Other times, drug addiction starts with simple curiosity or a desire to experiment, especially with prescription drugs. Abuse of these medications has become a full blown epidemic here in America, with one in five Americans abusing prescription drugs at least once in their life.
There are several factors that experts believe are responsible for this growing trend. One factor that everyone can agree on is the availability of prescription drugs. It's possible to find prescription opioids in almost every medicine cabinet in the country, with more powerful versions of painkillers and tranquilizers being released every few years.
Doctors may be over prescribing these drugs to patients for pain, anxiety, insomnia, and other common conditions, which in turn creates prescription drug stashes in homes across the country. The most prescribed, and also the most abused, prescription drug is the painkiller Vicodin.
The drug is especially popular among teens who abuse prescription drugs, with one in ten high schoolers reporting that they've taken the drug recreationally in the last year. Drugs like Vicodin, along with the many others that are meant to treat pain and anxiety, are more readily available than ever before.
These prescription drugs work like other opioids by affecting the parts of the brain that produce feelings of pleasure. The resulting sense of euphoria and heightened well being is what gets so many people hooked the first time.
The feeling produced by taking these drugs not only feels good, it can also guide a person's sense of purpose or direction. This is because taking these drugs releases large amounts of dopamine, a neurotransmitter in the brain that rewards behavior.
When we eat, have sex, and perform other activities that contribute to our survival, small amounts of dopamine are released to encourage us to do more of that behavior. Because using drugs creates the same effect in an even more dramatic way, it's easy for someone to become addicted.
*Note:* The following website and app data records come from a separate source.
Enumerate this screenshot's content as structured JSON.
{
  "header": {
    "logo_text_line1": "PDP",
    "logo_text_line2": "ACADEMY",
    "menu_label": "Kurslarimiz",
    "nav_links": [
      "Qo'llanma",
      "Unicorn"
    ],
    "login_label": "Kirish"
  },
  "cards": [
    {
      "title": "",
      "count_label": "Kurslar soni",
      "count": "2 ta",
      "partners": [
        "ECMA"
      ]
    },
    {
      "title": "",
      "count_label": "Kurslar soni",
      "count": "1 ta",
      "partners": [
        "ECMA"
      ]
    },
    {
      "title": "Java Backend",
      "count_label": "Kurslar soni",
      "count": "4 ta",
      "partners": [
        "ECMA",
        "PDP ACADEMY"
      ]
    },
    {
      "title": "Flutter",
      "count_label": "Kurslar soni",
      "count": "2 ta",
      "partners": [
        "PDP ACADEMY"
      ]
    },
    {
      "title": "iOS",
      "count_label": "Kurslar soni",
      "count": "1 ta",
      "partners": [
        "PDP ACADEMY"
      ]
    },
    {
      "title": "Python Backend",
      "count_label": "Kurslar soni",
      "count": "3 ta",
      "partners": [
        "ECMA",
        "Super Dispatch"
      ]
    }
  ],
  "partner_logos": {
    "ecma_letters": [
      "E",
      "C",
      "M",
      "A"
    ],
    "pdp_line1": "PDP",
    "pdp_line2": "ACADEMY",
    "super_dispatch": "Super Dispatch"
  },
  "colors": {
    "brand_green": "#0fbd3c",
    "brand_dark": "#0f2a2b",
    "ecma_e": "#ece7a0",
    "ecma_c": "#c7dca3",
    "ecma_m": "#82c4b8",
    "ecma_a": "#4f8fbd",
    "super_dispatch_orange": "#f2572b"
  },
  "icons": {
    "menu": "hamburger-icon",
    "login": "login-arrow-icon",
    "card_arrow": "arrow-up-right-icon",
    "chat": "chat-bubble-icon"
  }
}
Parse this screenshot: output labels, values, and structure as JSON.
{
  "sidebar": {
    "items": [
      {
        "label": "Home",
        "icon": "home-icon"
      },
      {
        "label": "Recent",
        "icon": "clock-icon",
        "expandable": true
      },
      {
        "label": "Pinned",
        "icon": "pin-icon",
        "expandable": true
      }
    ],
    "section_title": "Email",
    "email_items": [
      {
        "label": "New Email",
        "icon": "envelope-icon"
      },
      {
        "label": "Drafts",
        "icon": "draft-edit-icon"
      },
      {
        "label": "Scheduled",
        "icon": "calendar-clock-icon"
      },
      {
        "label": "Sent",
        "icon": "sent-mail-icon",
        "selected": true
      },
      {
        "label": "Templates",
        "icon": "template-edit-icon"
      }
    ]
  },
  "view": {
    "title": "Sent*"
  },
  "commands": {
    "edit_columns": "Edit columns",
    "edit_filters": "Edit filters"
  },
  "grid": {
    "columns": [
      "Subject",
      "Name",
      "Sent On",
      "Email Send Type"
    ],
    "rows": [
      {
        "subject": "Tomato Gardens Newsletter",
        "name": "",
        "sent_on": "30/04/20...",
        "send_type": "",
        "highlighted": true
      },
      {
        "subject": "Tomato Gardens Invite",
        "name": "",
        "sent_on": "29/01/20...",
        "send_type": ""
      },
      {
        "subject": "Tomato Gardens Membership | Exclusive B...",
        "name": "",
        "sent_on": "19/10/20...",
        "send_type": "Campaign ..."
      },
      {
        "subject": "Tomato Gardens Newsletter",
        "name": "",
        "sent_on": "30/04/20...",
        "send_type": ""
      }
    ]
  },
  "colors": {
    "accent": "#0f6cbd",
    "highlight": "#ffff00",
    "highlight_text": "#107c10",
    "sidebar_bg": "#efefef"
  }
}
Using these drugs can even become something that the brain thinks is necessary to survive, like eating food and drinking water. Repeated use of opioids will even change the brain's nerve endings, to the point where taking the drugs will seem necessary for survival.
The changes that occur in the brain with drug addiction is why a drug abuser's behavior will change drastically. A drug addict will neglect their friends and family, perform poorly at work or even lose their job, and lose interest in the things they were once passionate about. The changes in the brain created by these drugs causes a dramatic shift in a person's priorities, to the point where they can completely lose control of their life.
Despite all this, there are still millions who regularly use and even abuse prescription drugs without getting addicted. How are these people different? The answer is that they may not have the genetic predisposition to addiction that causes them to abuse drugs again and again.
There are environmental factors that contribute to addiction as well. These include economic status, social standing, peer pressure, family life, and a history of abuse. Already having a history of abusing other substances can make someone more likely to abuse prescription drugs as well.
A co existing mental condition like depression, anxiety, or bipolar disorder will raise the risk of drug abuse. Using drugs to self medicate a mental disorder that is not being treated can often lead to a serious addiction.